**Work to be completed:**
Output the full listing below exactly; the images stay out.

**Material supplied:**
══════════
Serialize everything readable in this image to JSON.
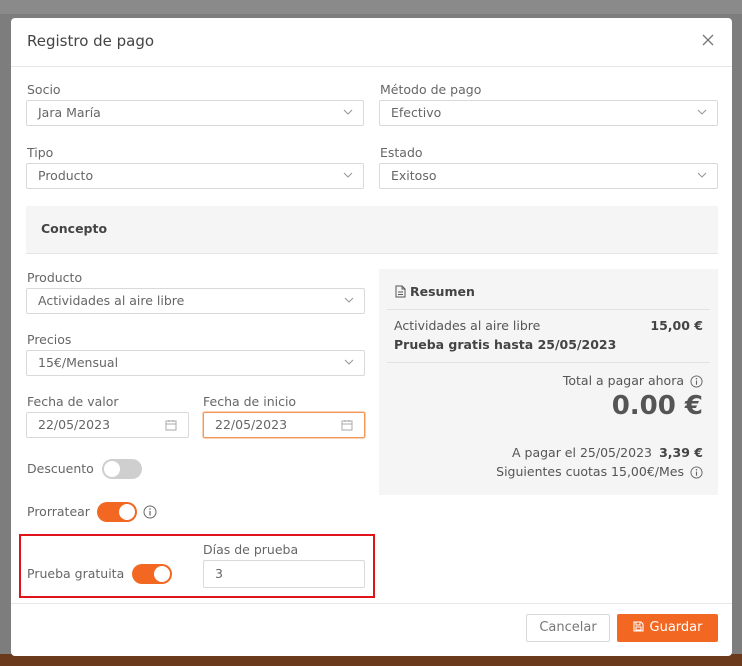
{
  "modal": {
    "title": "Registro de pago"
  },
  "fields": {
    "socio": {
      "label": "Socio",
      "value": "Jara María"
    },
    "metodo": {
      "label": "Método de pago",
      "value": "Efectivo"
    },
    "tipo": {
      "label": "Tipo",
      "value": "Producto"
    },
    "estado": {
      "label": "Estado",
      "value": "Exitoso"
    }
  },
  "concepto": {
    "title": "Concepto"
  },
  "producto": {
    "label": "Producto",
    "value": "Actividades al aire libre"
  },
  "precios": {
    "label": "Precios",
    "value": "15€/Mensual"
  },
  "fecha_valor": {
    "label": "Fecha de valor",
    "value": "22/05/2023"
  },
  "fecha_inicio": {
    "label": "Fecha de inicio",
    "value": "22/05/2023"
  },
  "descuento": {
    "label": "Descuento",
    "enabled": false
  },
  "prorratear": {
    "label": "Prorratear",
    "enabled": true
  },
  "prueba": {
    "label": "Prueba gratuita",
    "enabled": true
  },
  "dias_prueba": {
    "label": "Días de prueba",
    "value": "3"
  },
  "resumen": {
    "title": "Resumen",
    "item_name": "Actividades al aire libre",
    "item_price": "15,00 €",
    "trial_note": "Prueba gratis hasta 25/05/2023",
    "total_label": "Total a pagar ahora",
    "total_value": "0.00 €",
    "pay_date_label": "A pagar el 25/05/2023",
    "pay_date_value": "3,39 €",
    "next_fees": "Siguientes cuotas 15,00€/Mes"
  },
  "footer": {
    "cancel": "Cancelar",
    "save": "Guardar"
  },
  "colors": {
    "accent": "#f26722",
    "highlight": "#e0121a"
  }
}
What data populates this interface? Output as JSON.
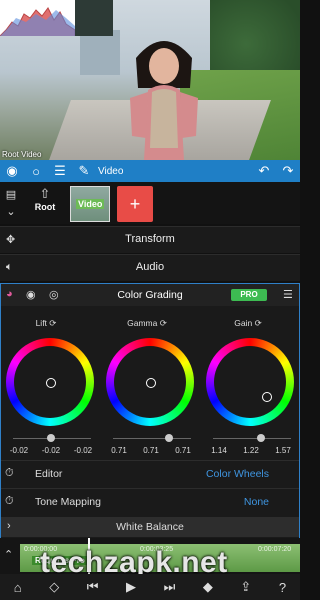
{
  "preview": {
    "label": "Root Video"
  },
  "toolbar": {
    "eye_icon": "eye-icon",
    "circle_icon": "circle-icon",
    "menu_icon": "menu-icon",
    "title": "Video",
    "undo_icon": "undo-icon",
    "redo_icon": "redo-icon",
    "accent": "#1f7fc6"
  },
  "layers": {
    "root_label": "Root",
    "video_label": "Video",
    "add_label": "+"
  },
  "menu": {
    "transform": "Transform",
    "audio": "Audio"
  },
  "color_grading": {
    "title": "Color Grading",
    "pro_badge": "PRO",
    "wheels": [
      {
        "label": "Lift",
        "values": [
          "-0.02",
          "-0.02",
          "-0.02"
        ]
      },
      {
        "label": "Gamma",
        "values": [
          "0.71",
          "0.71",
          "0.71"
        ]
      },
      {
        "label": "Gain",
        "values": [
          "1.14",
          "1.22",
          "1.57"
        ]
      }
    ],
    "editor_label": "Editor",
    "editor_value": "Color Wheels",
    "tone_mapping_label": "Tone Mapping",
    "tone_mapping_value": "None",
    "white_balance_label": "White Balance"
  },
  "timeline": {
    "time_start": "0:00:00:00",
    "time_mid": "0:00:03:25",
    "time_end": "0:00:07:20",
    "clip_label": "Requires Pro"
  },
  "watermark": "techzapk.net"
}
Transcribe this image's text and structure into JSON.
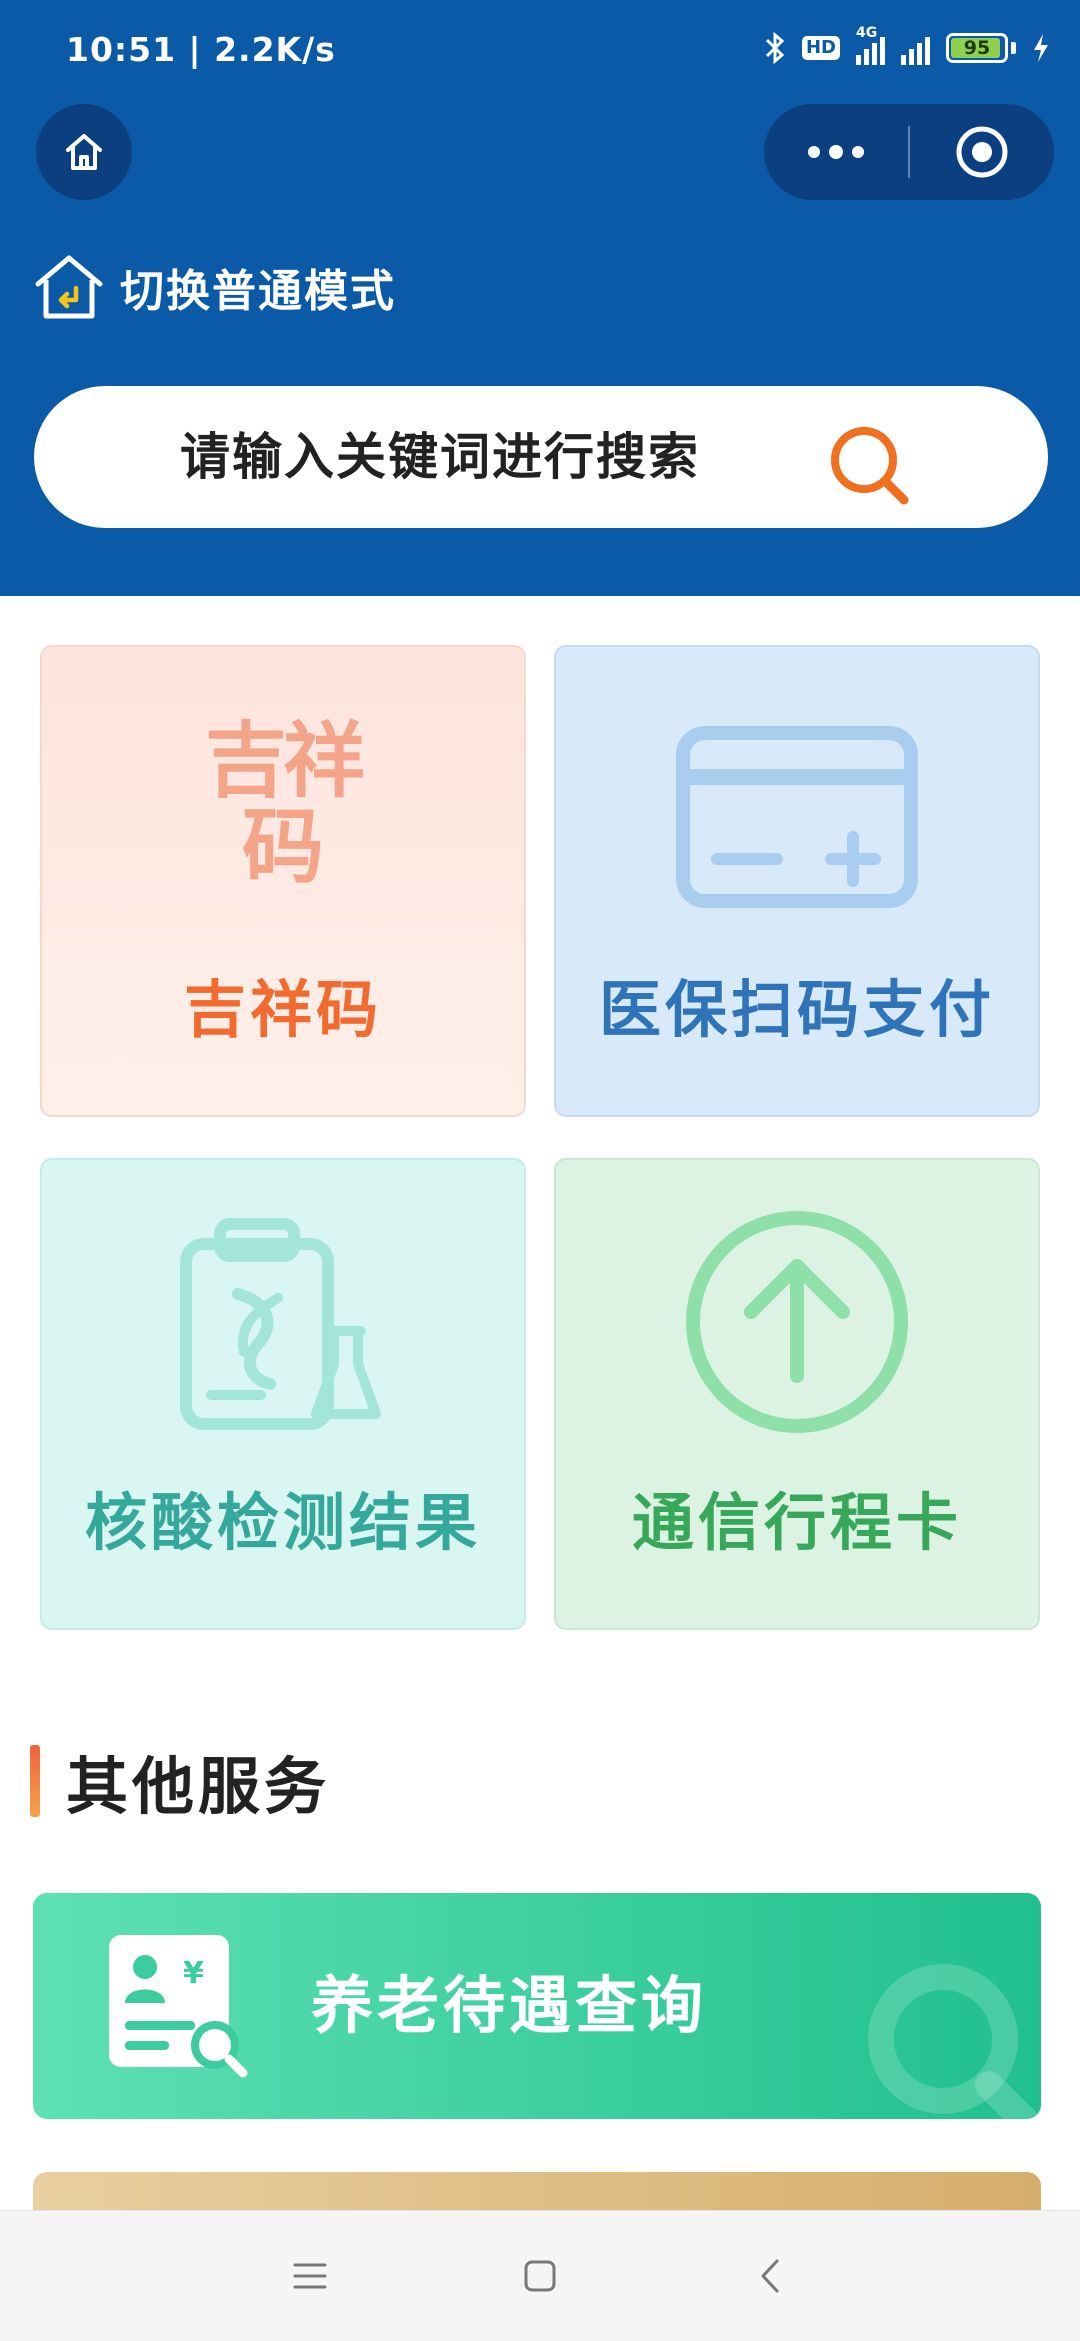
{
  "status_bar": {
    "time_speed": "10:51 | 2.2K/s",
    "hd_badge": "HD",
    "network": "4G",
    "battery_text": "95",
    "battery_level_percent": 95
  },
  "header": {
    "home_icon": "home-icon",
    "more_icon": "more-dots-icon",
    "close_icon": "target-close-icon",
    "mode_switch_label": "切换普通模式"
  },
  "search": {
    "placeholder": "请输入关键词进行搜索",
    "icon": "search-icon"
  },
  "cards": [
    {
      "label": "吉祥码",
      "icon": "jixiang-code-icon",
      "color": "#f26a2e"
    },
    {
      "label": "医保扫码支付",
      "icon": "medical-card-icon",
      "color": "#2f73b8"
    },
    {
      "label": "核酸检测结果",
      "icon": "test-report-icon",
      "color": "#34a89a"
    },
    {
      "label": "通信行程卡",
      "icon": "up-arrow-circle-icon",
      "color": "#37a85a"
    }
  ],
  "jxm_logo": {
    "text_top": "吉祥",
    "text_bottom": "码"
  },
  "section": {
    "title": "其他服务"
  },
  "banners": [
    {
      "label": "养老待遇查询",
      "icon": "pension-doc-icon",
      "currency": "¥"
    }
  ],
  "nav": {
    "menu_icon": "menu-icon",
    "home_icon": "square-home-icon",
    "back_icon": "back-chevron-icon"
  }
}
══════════
**Answer section:**
Serialize everything readable in this image to JSON.
{
  "modal": {
    "title": "Registro de pago"
  },
  "fields": {
    "socio": {
      "label": "Socio",
      "value": "Jara María"
    },
    "metodo": {
      "label": "Método de pago",
      "value": "Efectivo"
    },
    "tipo": {
      "label": "Tipo",
      "value": "Producto"
    },
    "estado": {
      "label": "Estado",
      "value": "Exitoso"
    }
  },
  "concepto": {
    "title": "Concepto"
  },
  "producto": {
    "label": "Producto",
    "value": "Actividades al aire libre"
  },
  "precios": {
    "label": "Precios",
    "value": "15€/Mensual"
  },
  "fecha_valor": {
    "label": "Fecha de valor",
    "value": "22/05/2023"
  },
  "fecha_inicio": {
    "label": "Fecha de inicio",
    "value": "22/05/2023"
  },
  "descuento": {
    "label": "Descuento",
    "enabled": false
  },
  "prorratear": {
    "label": "Prorratear",
    "enabled": true
  },
  "prueba": {
    "label": "Prueba gratuita",
    "enabled": true
  },
  "dias_prueba": {
    "label": "Días de prueba",
    "value": "3"
  },
  "resumen": {
    "title": "Resumen",
    "item_name": "Actividades al aire libre",
    "item_price": "15,00 €",
    "trial_note": "Prueba gratis hasta 25/05/2023",
    "total_label": "Total a pagar ahora",
    "total_value": "0.00 €",
    "pay_date_label": "A pagar el 25/05/2023",
    "pay_date_value": "3,39 €",
    "next_fees": "Siguientes cuotas 15,00€/Mes"
  },
  "footer": {
    "cancel": "Cancelar",
    "save": "Guardar"
  },
  "colors": {
    "accent": "#f26722",
    "highlight": "#e0121a"
  }
}
What data populates this interface? Output as JSON.
{
  "preview": {
    "label": "Root Video"
  },
  "toolbar": {
    "eye_icon": "eye-icon",
    "circle_icon": "circle-icon",
    "menu_icon": "menu-icon",
    "title": "Video",
    "undo_icon": "undo-icon",
    "redo_icon": "redo-icon",
    "accent": "#1f7fc6"
  },
  "layers": {
    "root_label": "Root",
    "video_label": "Video",
    "add_label": "+"
  },
  "menu": {
    "transform": "Transform",
    "audio": "Audio"
  },
  "color_grading": {
    "title": "Color Grading",
    "pro_badge": "PRO",
    "wheels": [
      {
        "label": "Lift",
        "values": [
          "-0.02",
          "-0.02",
          "-0.02"
        ]
      },
      {
        "label": "Gamma",
        "values": [
          "0.71",
          "0.71",
          "0.71"
        ]
      },
      {
        "label": "Gain",
        "values": [
          "1.14",
          "1.22",
          "1.57"
        ]
      }
    ],
    "editor_label": "Editor",
    "editor_value": "Color Wheels",
    "tone_mapping_label": "Tone Mapping",
    "tone_mapping_value": "None",
    "white_balance_label": "White Balance"
  },
  "timeline": {
    "time_start": "0:00:00:00",
    "time_mid": "0:00:03:25",
    "time_end": "0:00:07:20",
    "clip_label": "Requires Pro"
  },
  "watermark": "techzapk.net"
}
Transcribe this image's text and structure into JSON.
{
  "status_bar": {
    "time_speed": "10:51 | 2.2K/s",
    "hd_badge": "HD",
    "network": "4G",
    "battery_text": "95",
    "battery_level_percent": 95
  },
  "header": {
    "home_icon": "home-icon",
    "more_icon": "more-dots-icon",
    "close_icon": "target-close-icon",
    "mode_switch_label": "切换普通模式"
  },
  "search": {
    "placeholder": "请输入关键词进行搜索",
    "icon": "search-icon"
  },
  "cards": [
    {
      "label": "吉祥码",
      "icon": "jixiang-code-icon",
      "color": "#f26a2e"
    },
    {
      "label": "医保扫码支付",
      "icon": "medical-card-icon",
      "color": "#2f73b8"
    },
    {
      "label": "核酸检测结果",
      "icon": "test-report-icon",
      "color": "#34a89a"
    },
    {
      "label": "通信行程卡",
      "icon": "up-arrow-circle-icon",
      "color": "#37a85a"
    }
  ],
  "jxm_logo": {
    "text_top": "吉祥",
    "text_bottom": "码"
  },
  "section": {
    "title": "其他服务"
  },
  "banners": [
    {
      "label": "养老待遇查询",
      "icon": "pension-doc-icon",
      "currency": "¥"
    }
  ],
  "nav": {
    "menu_icon": "menu-icon",
    "home_icon": "square-home-icon",
    "back_icon": "back-chevron-icon"
  }
}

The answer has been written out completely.